Stakeholder capitalism is being used as a device to push through consequential economic and social change without going through the normal democratic hoops. Much of this effort is focused on the environment and climate change, but by no means all. Companies are also being nudged (or simply shoved) to embrace the wider objectives — diversity quotas and all the rest — that any woke corporation should be looking to do. Even the Nasdaq is playing its part, seeking the right to compel its listed companies to satisfy certain diversity standards when appointing their boards, regardless, naturally, of what shareholders may want.
Put another way, stakeholder capitalism is an excuse for diverting corporate resources that ought to be used to generate return for shareholders.

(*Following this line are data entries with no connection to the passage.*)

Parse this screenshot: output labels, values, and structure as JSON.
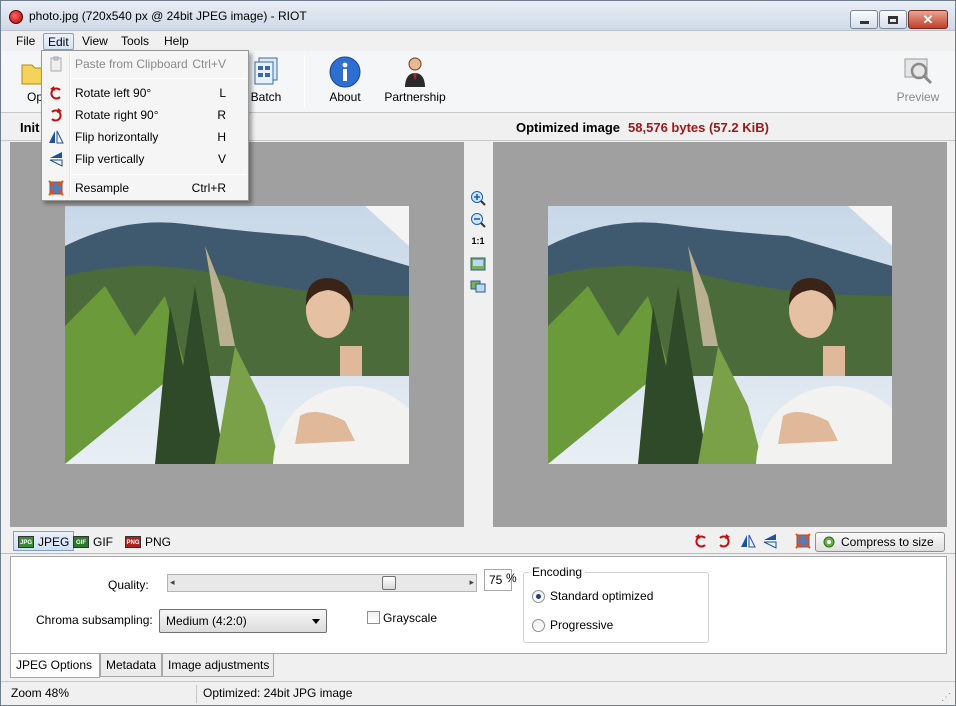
{
  "window": {
    "title": "photo.jpg (720x540 px @ 24bit JPEG image) - RIOT"
  },
  "menubar": {
    "items": [
      "File",
      "Edit",
      "View",
      "Tools",
      "Help"
    ],
    "active": "Edit"
  },
  "edit_menu": {
    "items": [
      {
        "label": "Paste from Clipboard",
        "shortcut": "Ctrl+V",
        "icon": "paste-icon",
        "disabled": true
      },
      {
        "label": "Rotate left 90°",
        "shortcut": "L",
        "icon": "rotate-left-icon"
      },
      {
        "label": "Rotate right 90°",
        "shortcut": "R",
        "icon": "rotate-right-icon"
      },
      {
        "label": "Flip horizontally",
        "shortcut": "H",
        "icon": "flip-horizontal-icon"
      },
      {
        "label": "Flip vertically",
        "shortcut": "V",
        "icon": "flip-vertical-icon"
      },
      {
        "label": "Resample",
        "shortcut": "Ctrl+R",
        "icon": "resample-icon"
      }
    ]
  },
  "toolbar": {
    "open_label": "Op",
    "batch_label": "Batch",
    "about_label": "About",
    "partnership_label": "Partnership",
    "preview_label": "Preview"
  },
  "header": {
    "initial_label": "Init",
    "initial_suffix": ")",
    "optimized_label": "Optimized image",
    "optimized_size": "58,576 bytes (57.2 KiB)"
  },
  "midbar": {
    "actual_size": "1:1"
  },
  "format_tabs": [
    "JPEG",
    "GIF",
    "PNG"
  ],
  "compress_label": "Compress to size",
  "options": {
    "quality_label": "Quality:",
    "quality_value": "75",
    "quality_unit": "%",
    "quality_fraction": 0.75,
    "chroma_label": "Chroma subsampling:",
    "chroma_value": "Medium (4:2:0)",
    "grayscale_label": "Grayscale",
    "encoding_legend": "Encoding",
    "encoding_options": [
      "Standard optimized",
      "Progressive"
    ],
    "encoding_selected": "Standard optimized"
  },
  "bottom_tabs": [
    "JPEG Options",
    "Metadata",
    "Image adjustments"
  ],
  "status": {
    "zoom": "Zoom 48%",
    "info": "Optimized: 24bit JPG image"
  }
}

Instead, they are used to pursue an agenda set by a cabal of the unelected, including corporate chieftains, activists, NGOs, foundations, supranational organizations, Davos Man (the World Economic Forum’s Klaus Schwab has been making the stakeholder case for decades) and elements within the state, not infrequently with the encouragement of the government, but all too often without the approval of the legislature.
Today’s stakeholder regime may not have some of the institutional attributes of 20th century corporatism (there are no ‘corporative chambers’ in any legislature), if not the institutional recognition (check out how often the EU refers to, and works with, those it views as acceptable stakeholders). But it is difficult not to see it as an expression of corporatism that is, if anything, less of a sham than its infamous predecessors.

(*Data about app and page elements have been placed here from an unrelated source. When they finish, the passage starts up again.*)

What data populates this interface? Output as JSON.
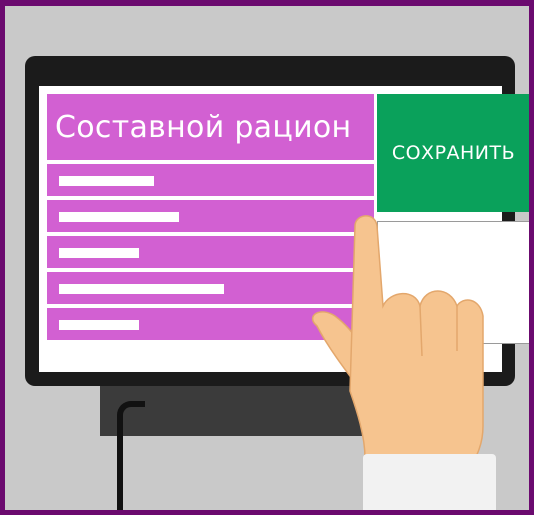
{
  "screen": {
    "title": "Составной рацион",
    "save_button_label": "СОХРАНИТЬ",
    "list_items_count": 5
  },
  "colors": {
    "border": "#6b0a6f",
    "background": "#c9c9c9",
    "monitor": "#1b1b1b",
    "menu_panel": "#d260d2",
    "save_button": "#0aa15b",
    "list_bar": "#ffffff"
  },
  "icons": [
    "pointing-hand-icon"
  ]
}
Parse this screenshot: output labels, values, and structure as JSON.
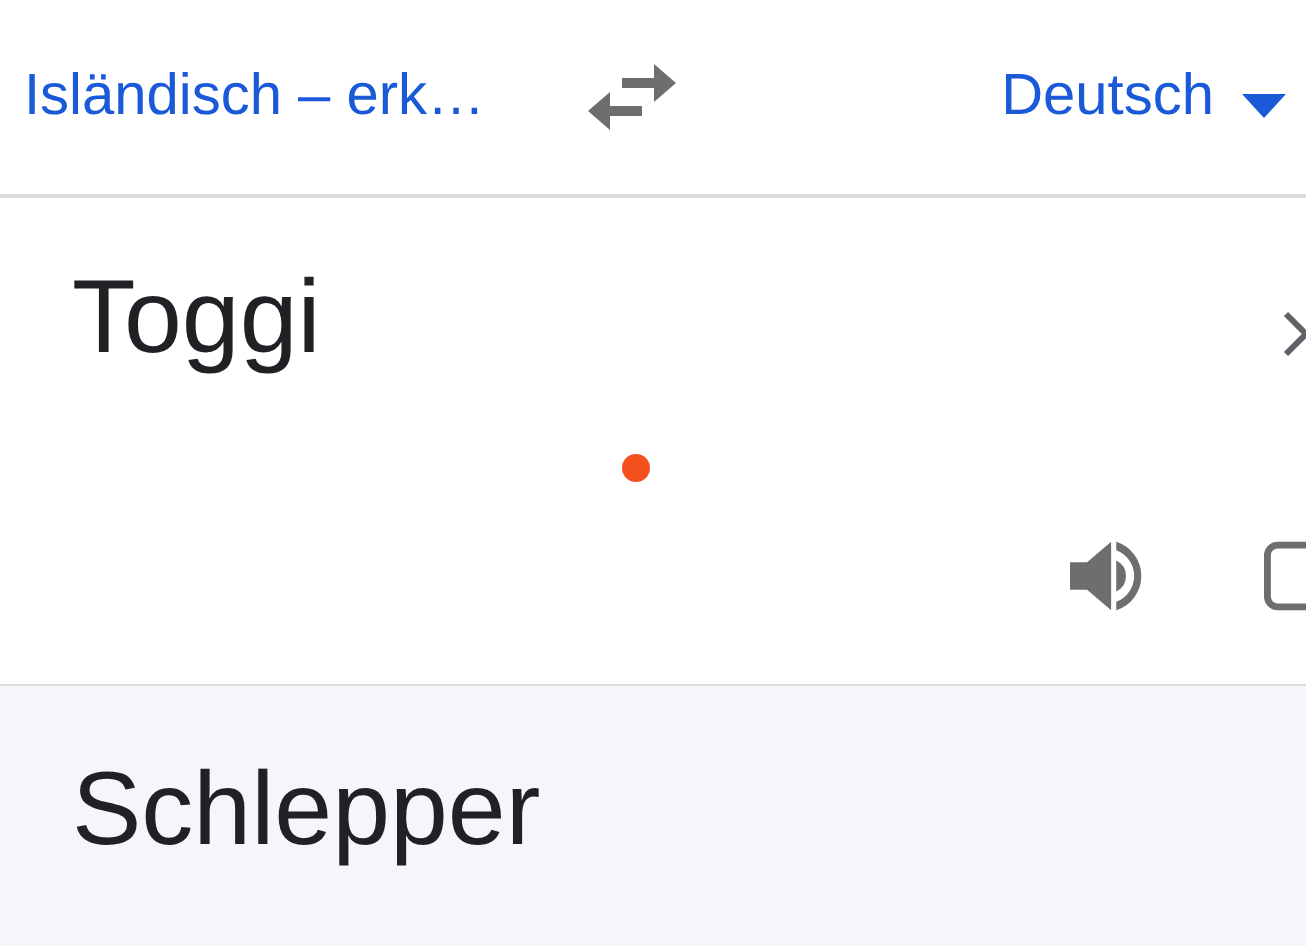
{
  "language_bar": {
    "source_language": "Isländisch – erk…",
    "target_language": "Deutsch"
  },
  "input": {
    "text": "Toggi"
  },
  "output": {
    "text": "Schlepper"
  }
}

It’s smarter too. Rather than overthrow democracy, stakeholder capitalism bypasses it. The pressure on companies to conform to the demands of the climate warriors is not only coming from the activist posse and investment managers. Regulators are also getting in on the act, with, say, central banks coming closer to forcing financial institutions to disclose the risk that climate change allegedly may pose to their businesses, itself part of a broader process (in which banks and investment managers are playing an active part) designed to increase the cost of capital to companies deemed to be doing the wrong thing. Or, to take another example, accountancy bodies, as private institutions even less democratically accountable than central banks, are busy dreaming up mechanisms that will again use ‘disclosure’ on climate risk (and other preoccupations of the socially responsible) as a weapon to impose change on the companies accountants supposedly serve.
The stakeholder regime has, at the very least, an intellectual ancestor in common with fascism when it comes to climate change. But it shows only impatience with democracy, rather than outright opposition to it, at least for now. However, a significant portion of its green wing, while lacking many, but not all, of the peculiarities of prewar fascist environmental concerns, which were mainly German — with some quieter British echoes — does share a deep dislike of individual choice and free markets with the jackboot boys of old, emphatically so at its extreme. If nothing else, this is a reminder of how easily and how often far right and far left converge.
And not just the far left. As we wait to see how much of the Green New Deal will be implemented, recall Roger Shaw, a progressive writer, describing the original New Deal as ‘employing Fascist means to gain liberal ends’. It could happen here (again), and perhaps it already has. What’s more, ‘liberal’(even in the debased American usage of that term) may no longer mean what it once did.
This article was originally published in The Spectator’s February 2021 US edition.